Moving to MikroTik as a Home Router
I finally got some time to retire my venerable Netgear WNR3500Lv2 soap-box router. It worked perfectly, and still works. I guess I will find some use for it eventually.
The new beast is Mikrotik RB951G-2HnD. I liked it when I got it, but I was afraid I won’t be able it to configure it for my needs just as easily as it was with the Netgear thing and previous DD-Wrt boxes. So MikroTik was collecting dust for more than half a year. Now, as I finally managed to do it, it turned out I was right — for an n00b like me getting the damn thing to work required almost two days.
Most problems were related to firewall, NAT and port forwarding. Me, being a n00b, was stupid enough to set up a bunch of VMs in the past. And now many of them require certain ports to be accessible from outside. And inside. Having both worlds is the tricky part. A careful rewriting of source address, destination address, masquerading, and filtering based on which interface a packet has arrived finally got me what I wanted.
Setting L2TP working with my provider was also non-trivial, but searching the Net offered an answer pretty quickly. Securing the thing so that router management facilities are not exposed on external interfaces also was described somewhere.
Compared to that, static DHCP leases for VMs was an easy part. As a bonus, I was able to clean up unused port bindings, understand what VMs are still there and what have been dead for a while, etc.
Some useful links I found on the Net which helped me to finally figure this thing out:
- http://homenet.beeline.ru/index.php?showtopic=252615&st=180&p=1065169593&#entry1065169593 - on L2TP troubles
- http://spw.ru/solutions/nastrojka_fajrvolla_na_mikrotik_chast_2/ - on securing the thing
- http://wiki.mikrotik.com/wiki/Hairpin_NAT - this is how the abomination I was creating is called by networking people. A hairpin is a U-shaped fixture for hair, obviously.
All that said, the MikroTik ecosystem actually looks great. The Winbox management application is really powerful, and it works under Wine all right. The best thing is that commands from console are reflected in GUI immediately, and most of the time it is possible to correlate which CLI options match which GUI elements after that. The log system is also awesome for debugging, as it allows to selectively choose which event are shown and what tags they are prepended with.

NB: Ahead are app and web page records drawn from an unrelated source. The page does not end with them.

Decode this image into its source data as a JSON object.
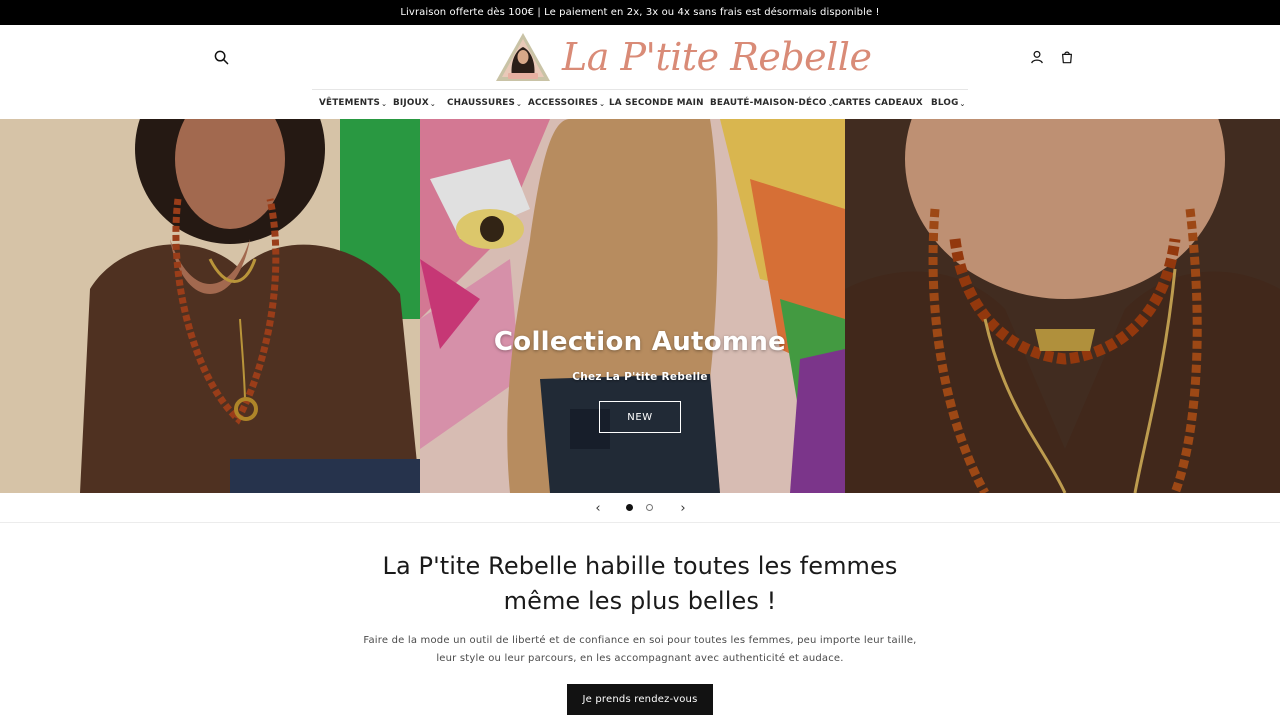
{
  "announcement": {
    "text": "Livraison offerte dès 100€ | Le paiement en 2x, 3x ou 4x sans frais est désormais disponible !"
  },
  "header": {
    "brand": "La P'tite Rebelle",
    "icons": {
      "search": "search-icon",
      "account": "user-icon",
      "cart": "cart-icon"
    },
    "brand_color": "#d98b77"
  },
  "nav": {
    "items": [
      {
        "label": "VÊTEMENTS",
        "has_dropdown": true
      },
      {
        "label": "BIJOUX",
        "has_dropdown": true
      },
      {
        "label": "CHAUSSURES",
        "has_dropdown": true
      },
      {
        "label": "ACCESSOIRES",
        "has_dropdown": true
      },
      {
        "label": "LA SECONDE MAIN",
        "has_dropdown": false
      },
      {
        "label": "BEAUTÉ-MAISON-DÉCO",
        "has_dropdown": true
      },
      {
        "label": "CARTES CADEAUX",
        "has_dropdown": false
      },
      {
        "label": "BLOG",
        "has_dropdown": true
      }
    ]
  },
  "hero": {
    "title": "Collection Automne",
    "subtitle": "Chez La P'tite Rebelle",
    "button_label": "NEW"
  },
  "slider": {
    "prev_icon": "chevron-left-icon",
    "next_icon": "chevron-right-icon",
    "slide_count": 2,
    "active_slide": 1
  },
  "intro": {
    "title_line1": "La P'tite Rebelle habille toutes les femmes",
    "title_line2": "même les plus belles !",
    "text_line1": "Faire de la mode un outil de liberté et de confiance en soi pour toutes les femmes, peu importe leur taille,",
    "text_line2": "leur style ou leur parcours, en les accompagnant avec authenticité et audace.",
    "cta_label": "Je prends rendez-vous"
  }
}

Console command-line interface actually makes sense. It differs from Unix shell customs, and that is a very good thing in fact.